The $4.9 billion dollar FY 2021 budget was a compromise of nine weeks of discussions between the legislature, advocates and the Governor's office. The budget included a 2% inflationary funding increase for education, state employees and community support providers. Given the conversations last December for a zero increase, the 2% inflationary adjustment was a positive outcome.
The budget also included key Chamber interests, such as fully funding statewide support for a centralized 211 information system, funding for University of South Dakota's Allied Health Facility, $1 million in funding to begin the research and development for a new bioprocessing facility and the legalization of industrial hemp.
The big news of this session was the passage of SB 70, the Spanish driver's license exam bill. The Senate passed the bill with a 24/11 vote and the House of Representatives passed the bill with a vote of 42/24. This is a workforce bill and an ongoing effort of the Sioux Falls Area Chamber of Commerce. As of this writing, the bill is on Governor Kristi Noem's desk for her consideration.
Reminder, here is what the bill does: The driver's license application, the study manual and the written test will all be printed in Spanish.

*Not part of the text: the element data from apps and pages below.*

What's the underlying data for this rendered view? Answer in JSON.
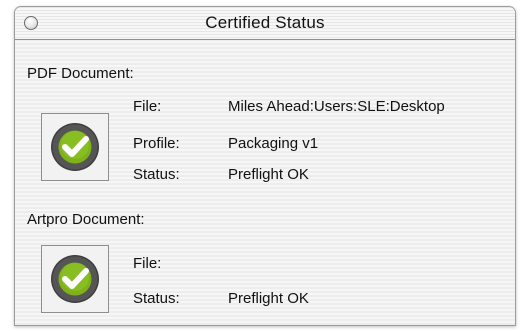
{
  "window": {
    "title": "Certified Status"
  },
  "pdf_section": {
    "heading": "PDF Document:",
    "file_label": "File:",
    "file_value": "Miles Ahead:Users:SLE:Desktop",
    "profile_label": "Profile:",
    "profile_value": "Packaging v1",
    "status_label": "Status:",
    "status_value": "Preflight OK",
    "icon": "green-checkmark-icon"
  },
  "artpro_section": {
    "heading": "Artpro Document:",
    "file_label": "File:",
    "file_value": "",
    "status_label": "Status:",
    "status_value": "Preflight OK",
    "icon": "green-checkmark-icon"
  },
  "colors": {
    "check_green": "#7fb21a",
    "badge_dark": "#4a4a4a"
  }
}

However, the skills portion of the test, the actual driving component, will be in English. In other words, the test taker must demonstrate they can converse in English well enough to understand what the driving instructor is asking him/her to do. South Dakota is the 48th state to offer driver's license exams in Spanish.
Speaking of the 48th state, the two branches of government worked out a deal on the legalization of industrial hemp (HB 1008). This bill passed both Houses with the support of Governor Noem. Our state will be the 48th state to legalize industrial hemp. There was much work on this topic over the summer by our legislature through an interim committee. We thank all our elected officials who helped to find a way to a positive outcome for South Dakota.
However, when it comes to education our legislature has work to do. The House Appropriations committee killed SB 72, the Dakota Promise scholarship program. This bill sought to help university students from lower-income households to be eligible for federal Pell grants. South Dakota doesn't have a general scholarship program specifically for Pell-eligible students.
In addition, there were several bills aimed at reducing funding and access for the dual credit program. Dual credit is an opportunity for all South Dakota high school students who meet admissions standards to enroll in postsecondary institutions and simultaneously earn credits for both their high school diploma and postsecondary degree or certificate. Dual credit courses can be taken through the Board of Regents or through our technical colleges. Dual credit provides a pathway to work for our high school kids. Ask a student, parent of a student or an employer who hires them – the program works. It provides an effective impetus to keep our kids in South Dakota.
You can learn more about the Chamber's advocacy efforts in our 2020 Legislative Annual Report. This comprehensive report contains more detail on all of our advocacy efforts and includes the legislative scorecard.
In conclusion, our advocacy efforts are guided by our members. We thank them for their valued involvement!